- [Work to be completed] Starting at the first line, reproduce the listing below in full, exactly as given.

[Start of Attachment]

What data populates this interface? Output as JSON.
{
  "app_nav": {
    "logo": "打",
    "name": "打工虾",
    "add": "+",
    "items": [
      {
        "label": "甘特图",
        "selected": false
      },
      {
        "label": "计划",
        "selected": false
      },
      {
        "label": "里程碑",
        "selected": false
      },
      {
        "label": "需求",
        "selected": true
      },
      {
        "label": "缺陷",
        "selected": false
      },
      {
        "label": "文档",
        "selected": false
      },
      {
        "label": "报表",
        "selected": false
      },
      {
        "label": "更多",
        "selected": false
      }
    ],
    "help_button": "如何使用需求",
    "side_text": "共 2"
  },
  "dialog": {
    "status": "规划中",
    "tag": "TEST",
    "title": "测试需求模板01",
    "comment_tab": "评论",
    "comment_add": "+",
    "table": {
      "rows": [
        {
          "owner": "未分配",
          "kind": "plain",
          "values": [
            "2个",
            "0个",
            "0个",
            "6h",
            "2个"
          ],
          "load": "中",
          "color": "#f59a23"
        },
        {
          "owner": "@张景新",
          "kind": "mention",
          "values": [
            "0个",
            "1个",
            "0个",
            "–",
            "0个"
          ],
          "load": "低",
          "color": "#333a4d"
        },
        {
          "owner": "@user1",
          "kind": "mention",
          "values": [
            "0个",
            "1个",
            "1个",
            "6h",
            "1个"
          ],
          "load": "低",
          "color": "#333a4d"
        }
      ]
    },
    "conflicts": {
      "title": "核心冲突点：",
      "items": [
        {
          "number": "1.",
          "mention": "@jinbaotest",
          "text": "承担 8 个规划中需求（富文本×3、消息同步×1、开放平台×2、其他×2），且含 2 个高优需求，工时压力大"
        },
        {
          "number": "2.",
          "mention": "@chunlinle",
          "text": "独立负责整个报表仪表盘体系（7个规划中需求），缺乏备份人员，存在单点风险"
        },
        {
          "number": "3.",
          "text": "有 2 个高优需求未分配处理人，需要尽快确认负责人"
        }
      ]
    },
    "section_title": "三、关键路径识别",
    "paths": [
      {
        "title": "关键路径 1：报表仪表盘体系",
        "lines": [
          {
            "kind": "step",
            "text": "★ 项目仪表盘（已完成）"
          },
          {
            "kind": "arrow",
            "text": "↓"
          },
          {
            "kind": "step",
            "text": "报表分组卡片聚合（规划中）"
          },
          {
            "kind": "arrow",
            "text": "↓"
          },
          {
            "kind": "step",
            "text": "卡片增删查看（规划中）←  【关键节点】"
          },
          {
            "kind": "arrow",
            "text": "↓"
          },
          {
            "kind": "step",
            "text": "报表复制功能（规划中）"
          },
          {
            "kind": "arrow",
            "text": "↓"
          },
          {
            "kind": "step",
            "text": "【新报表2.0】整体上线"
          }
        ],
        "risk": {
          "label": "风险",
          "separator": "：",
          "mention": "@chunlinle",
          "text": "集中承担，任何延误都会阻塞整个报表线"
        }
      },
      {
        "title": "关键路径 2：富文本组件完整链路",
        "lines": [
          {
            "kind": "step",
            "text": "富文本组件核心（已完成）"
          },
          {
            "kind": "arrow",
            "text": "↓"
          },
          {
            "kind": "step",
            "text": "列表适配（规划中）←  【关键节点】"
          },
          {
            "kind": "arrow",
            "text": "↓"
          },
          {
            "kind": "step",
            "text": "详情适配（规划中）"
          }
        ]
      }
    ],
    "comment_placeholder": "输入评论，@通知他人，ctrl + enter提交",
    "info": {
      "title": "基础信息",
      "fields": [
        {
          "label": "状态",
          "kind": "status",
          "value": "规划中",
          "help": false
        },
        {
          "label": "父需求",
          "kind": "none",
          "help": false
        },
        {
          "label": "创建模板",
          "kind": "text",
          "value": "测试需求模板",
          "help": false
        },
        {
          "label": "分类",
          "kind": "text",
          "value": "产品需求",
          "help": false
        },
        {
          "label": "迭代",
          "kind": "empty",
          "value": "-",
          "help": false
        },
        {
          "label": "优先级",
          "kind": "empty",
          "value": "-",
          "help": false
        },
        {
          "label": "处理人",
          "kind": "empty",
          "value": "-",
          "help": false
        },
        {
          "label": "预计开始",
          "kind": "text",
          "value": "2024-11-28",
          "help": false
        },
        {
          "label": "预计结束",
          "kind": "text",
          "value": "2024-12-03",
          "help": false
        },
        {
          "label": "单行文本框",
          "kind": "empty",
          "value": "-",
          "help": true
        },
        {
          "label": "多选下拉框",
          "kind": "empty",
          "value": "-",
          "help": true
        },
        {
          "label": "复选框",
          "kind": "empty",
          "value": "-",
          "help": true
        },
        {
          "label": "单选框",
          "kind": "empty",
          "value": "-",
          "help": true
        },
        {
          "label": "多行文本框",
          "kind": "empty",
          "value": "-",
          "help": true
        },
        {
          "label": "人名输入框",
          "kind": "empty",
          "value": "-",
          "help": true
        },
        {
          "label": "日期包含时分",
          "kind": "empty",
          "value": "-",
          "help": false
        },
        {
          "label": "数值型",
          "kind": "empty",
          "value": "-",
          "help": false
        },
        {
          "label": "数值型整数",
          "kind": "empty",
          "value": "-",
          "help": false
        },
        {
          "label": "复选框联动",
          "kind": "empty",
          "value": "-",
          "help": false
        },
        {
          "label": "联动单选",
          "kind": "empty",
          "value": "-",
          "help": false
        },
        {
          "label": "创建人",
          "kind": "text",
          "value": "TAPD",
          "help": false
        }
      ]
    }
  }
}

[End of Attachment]

- [Response to this task]
What data populates this interface? Output as JSON.
{
  "app_nav": {
    "logo": "打",
    "name": "打工虾",
    "add": "+",
    "items": [
      {
        "label": "甘特图",
        "selected": false
      },
      {
        "label": "计划",
        "selected": false
      },
      {
        "label": "里程碑",
        "selected": false
      },
      {
        "label": "需求",
        "selected": true
      },
      {
        "label": "缺陷",
        "selected": false
      },
      {
        "label": "文档",
        "selected": false
      },
      {
        "label": "报表",
        "selected": false
      },
      {
        "label": "更多",
        "selected": false
      }
    ],
    "help_button": "如何使用需求",
    "side_text": "共 2"
  },
  "dialog": {
    "status": "规划中",
    "tag": "TEST",
    "title": "测试需求模板01",
    "comment_tab": "评论",
    "comment_add": "+",
    "table": {
      "rows": [
        {
          "owner": "未分配",
          "kind": "plain",
          "values": [
            "2个",
            "0个",
            "0个",
            "6h",
            "2个"
          ],
          "load": "中",
          "color": "#f59a23"
        },
        {
          "owner": "@张景新",
          "kind": "mention",
          "values": [
            "0个",
            "1个",
            "0个",
            "–",
            "0个"
          ],
          "load": "低",
          "color": "#333a4d"
        },
        {
          "owner": "@user1",
          "kind": "mention",
          "values": [
            "0个",
            "1个",
            "1个",
            "6h",
            "1个"
          ],
          "load": "低",
          "color": "#333a4d"
        }
      ]
    },
    "conflicts": {
      "title": "核心冲突点：",
      "items": [
        {
          "number": "1.",
          "mention": "@jinbaotest",
          "text": "承担 8 个规划中需求（富文本×3、消息同步×1、开放平台×2、其他×2），且含 2 个高优需求，工时压力大"
        },
        {
          "number": "2.",
          "mention": "@chunlinle",
          "text": "独立负责整个报表仪表盘体系（7个规划中需求），缺乏备份人员，存在单点风险"
        },
        {
          "number": "3.",
          "text": "有 2 个高优需求未分配处理人，需要尽快确认负责人"
        }
      ]
    },
    "section_title": "三、关键路径识别",
    "paths": [
      {
        "title": "关键路径 1：报表仪表盘体系",
        "lines": [
          {
            "kind": "step",
            "text": "★ 项目仪表盘（已完成）"
          },
          {
            "kind": "arrow",
            "text": "↓"
          },
          {
            "kind": "step",
            "text": "报表分组卡片聚合（规划中）"
          },
          {
            "kind": "arrow",
            "text": "↓"
          },
          {
            "kind": "step",
            "text": "卡片增删查看（规划中）←  【关键节点】"
          },
          {
            "kind": "arrow",
            "text": "↓"
          },
          {
            "kind": "step",
            "text": "报表复制功能（规划中）"
          },
          {
            "kind": "arrow",
            "text": "↓"
          },
          {
            "kind": "step",
            "text": "【新报表2.0】整体上线"
          }
        ],
        "risk": {
          "label": "风险",
          "separator": "：",
          "mention": "@chunlinle",
          "text": "集中承担，任何延误都会阻塞整个报表线"
        }
      },
      {
        "title": "关键路径 2：富文本组件完整链路",
        "lines": [
          {
            "kind": "step",
            "text": "富文本组件核心（已完成）"
          },
          {
            "kind": "arrow",
            "text": "↓"
          },
          {
            "kind": "step",
            "text": "列表适配（规划中）←  【关键节点】"
          },
          {
            "kind": "arrow",
            "text": "↓"
          },
          {
            "kind": "step",
            "text": "详情适配（规划中）"
          }
        ]
      }
    ],
    "comment_placeholder": "输入评论，@通知他人，ctrl + enter提交",
    "info": {
      "title": "基础信息",
      "fields": [
        {
          "label": "状态",
          "kind": "status",
          "value": "规划中",
          "help": false
        },
        {
          "label": "父需求",
          "kind": "none",
          "help": false
        },
        {
          "label": "创建模板",
          "kind": "text",
          "value": "测试需求模板",
          "help": false
        },
        {
          "label": "分类",
          "kind": "text",
          "value": "产品需求",
          "help": false
        },
        {
          "label": "迭代",
          "kind": "empty",
          "value": "-",
          "help": false
        },
        {
          "label": "优先级",
          "kind": "empty",
          "value": "-",
          "help": false
        },
        {
          "label": "处理人",
          "kind": "empty",
          "value": "-",
          "help": false
        },
        {
          "label": "预计开始",
          "kind": "text",
          "value": "2024-11-28",
          "help": false
        },
        {
          "label": "预计结束",
          "kind": "text",
          "value": "2024-12-03",
          "help": false
        },
        {
          "label": "单行文本框",
          "kind": "empty",
          "value": "-",
          "help": true
        },
        {
          "label": "多选下拉框",
          "kind": "empty",
          "value": "-",
          "help": true
        },
        {
          "label": "复选框",
          "kind": "empty",
          "value": "-",
          "help": true
        },
        {
          "label": "单选框",
          "kind": "empty",
          "value": "-",
          "help": true
        },
        {
          "label": "多行文本框",
          "kind": "empty",
          "value": "-",
          "help": true
        },
        {
          "label": "人名输入框",
          "kind": "empty",
          "value": "-",
          "help": true
        },
        {
          "label": "日期包含时分",
          "kind": "empty",
          "value": "-",
          "help": false
        },
        {
          "label": "数值型",
          "kind": "empty",
          "value": "-",
          "help": false
        },
        {
          "label": "数值型整数",
          "kind": "empty",
          "value": "-",
          "help": false
        },
        {
          "label": "复选框联动",
          "kind": "empty",
          "value": "-",
          "help": false
        },
        {
          "label": "联动单选",
          "kind": "empty",
          "value": "-",
          "help": false
        },
        {
          "label": "创建人",
          "kind": "text",
          "value": "TAPD",
          "help": false
        }
      ]
    }
  }
}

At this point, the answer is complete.